TASK REQUIREMENTS => For the records below, give the number of lines that include the string "العريش". Nothing else belongs in the answer.

↓

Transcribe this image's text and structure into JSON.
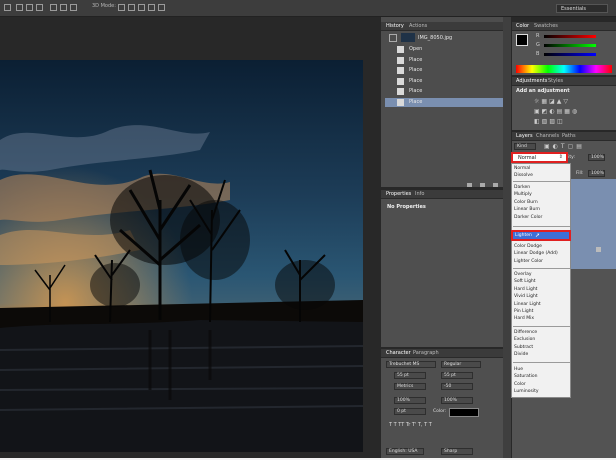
{
  "options_bar": {
    "mode_3d": "3D Mode:",
    "workspace": "Essentials"
  },
  "history": {
    "tabs": [
      "History",
      "Actions"
    ],
    "snapshot": "IMG_8050.jpg",
    "items": [
      "Open",
      "Place",
      "Place",
      "Place",
      "Place",
      "Place"
    ]
  },
  "properties": {
    "tabs": [
      "Properties",
      "Info"
    ],
    "body": "No Properties"
  },
  "color": {
    "tabs": [
      "Color",
      "Swatches"
    ],
    "channels": [
      "R",
      "G",
      "B"
    ]
  },
  "adjustments": {
    "tabs": [
      "Adjustments",
      "Styles"
    ],
    "heading": "Add an adjustment"
  },
  "layers": {
    "tabs": [
      "Layers",
      "Channels",
      "Paths"
    ],
    "kind": "Kind",
    "blend_mode": "Normal",
    "opacity_label": "pacity:",
    "opacity_value": "100%",
    "fill_label": "Fill:",
    "fill_value": "100%"
  },
  "blend_menu": {
    "group1": [
      "Normal",
      "Dissolve"
    ],
    "group2": [
      "Darken",
      "Multiply",
      "Color Burn",
      "Linear Burn",
      "Darker Color"
    ],
    "highlighted": "Lighten",
    "group3_rest": [
      "Color Dodge",
      "Linear Dodge (Add)",
      "Lighter Color"
    ],
    "group4": [
      "Overlay",
      "Soft Light",
      "Hard Light",
      "Vivid Light",
      "Linear Light",
      "Pin Light",
      "Hard Mix"
    ],
    "group5": [
      "Difference",
      "Exclusion",
      "Subtract",
      "Divide"
    ],
    "group6": [
      "Hue",
      "Saturation",
      "Color",
      "Luminosity"
    ]
  },
  "character": {
    "tabs": [
      "Character",
      "Paragraph"
    ],
    "font_family": "Trebuchet MS",
    "font_style": "Regular",
    "font_size": "55 pt",
    "leading": "55 pt",
    "kerning": "Metrics",
    "tracking": "-50",
    "vscale": "100%",
    "hscale": "100%",
    "baseline": "0 pt",
    "color_label": "Color:",
    "style_buttons": "T T TT Tr T' T, T T",
    "language": "English: USA",
    "antialias": "Sharp"
  },
  "colors": {
    "panel": "#535353",
    "highlight": "#3d6fd6",
    "callout": "#e02020",
    "selected_row": "#7a8fb0"
  }
}
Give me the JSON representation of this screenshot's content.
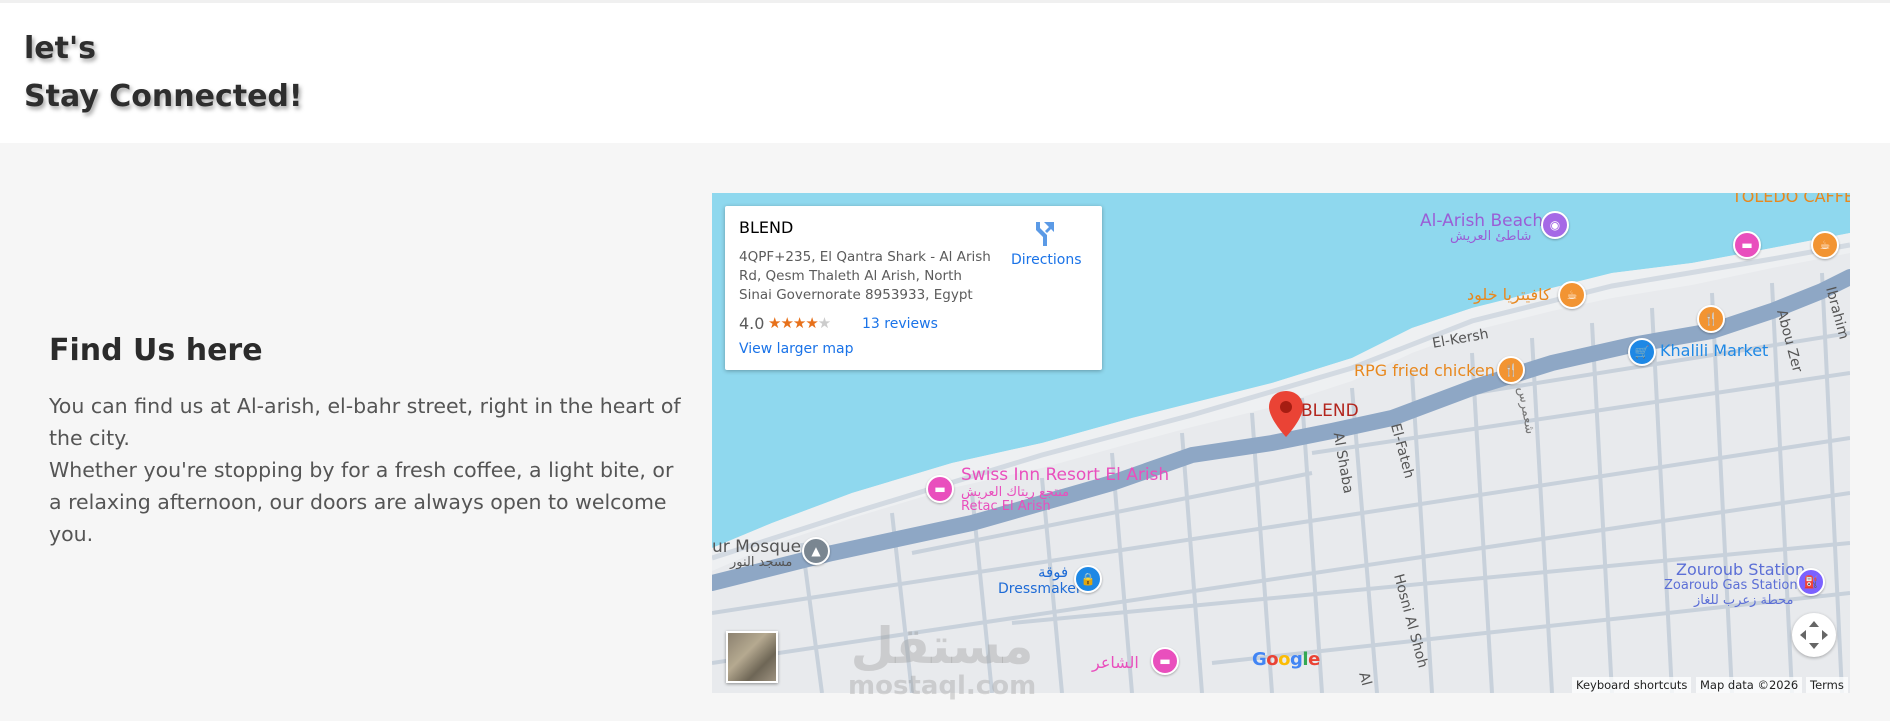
{
  "hero": {
    "line1": "let's",
    "line2": "Stay Connected!"
  },
  "find_us": {
    "title": "Find Us here",
    "paragraph1": "You can find us at Al-arish, el-bahr street, right in the heart of the city.",
    "paragraph2": "Whether you're stopping by for a fresh coffee, a light bite, or a relaxing afternoon, our doors are always open to welcome you."
  },
  "map": {
    "card": {
      "place_name": "BLEND",
      "address": "4QPF+235, El Qantra Shark - Al Arish Rd, Qesm Thaleth Al Arish, North Sinai Governorate 8953933, Egypt",
      "rating": "4.0",
      "stars_filled": 4,
      "stars_total": 5,
      "reviews_link": "13 reviews",
      "larger_map_link": "View larger map",
      "directions_label": "Directions"
    },
    "labels": {
      "beach_en": "Al-Arish Beach",
      "beach_ar": "شاطئ العريش",
      "toledo": "TOLEDO CAFFE",
      "cafeteria": "كافيتريا خلود",
      "el_kersh": "El-Kersh",
      "khalili": "Khalili Market",
      "abou_zer": "Abou Zer",
      "ibrahim": "Ibrahim",
      "rpg": "RPG fried chicken",
      "arabic_street": "شعمرس",
      "blend": "BLEND",
      "el_fateh": "El-Fateh",
      "al_shaba": "Al Shaba",
      "swiss_en": "Swiss Inn Resort El Arish",
      "swiss_ar": "منتجع ريتاك العريش",
      "retac": "Retac El Arish",
      "mosque_en": "ur Mosque",
      "mosque_ar": "مسجد النور",
      "dressmaker_ar": "فوقة",
      "dressmaker_en": "Dressmaker",
      "zouroub_en": "Zouroub Station",
      "zouroub_sub": "Zoaroub Gas Station",
      "zouroub_ar": "محطة زعرب للغاز",
      "hosni": "Hosni Al Shoh",
      "al_bottom": "Al",
      "shaer": "الشاعر"
    },
    "google_logo": "Google",
    "attribution": {
      "shortcuts": "Keyboard shortcuts",
      "map_data": "Map data ©2026",
      "terms": "Terms"
    },
    "colors": {
      "water": "#8fd8ee",
      "land": "#e8eaed",
      "main_road": "#8ea7c5",
      "street": "#c5cfd9",
      "link": "#1a73e8",
      "pin_red": "#ea4335",
      "hotel_pink": "#e94fbd",
      "food_orange": "#f29432",
      "shop_blue": "#1e88e5",
      "gas_purple": "#7b61ff"
    },
    "icons": [
      "directions-icon",
      "thumbnail-satellite-icon",
      "recenter-icon",
      "location-pin-icon"
    ]
  },
  "watermark": {
    "arabic": "مستقل",
    "latin": "mostaql.com"
  }
}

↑

COMPLETED EXERCISE => 2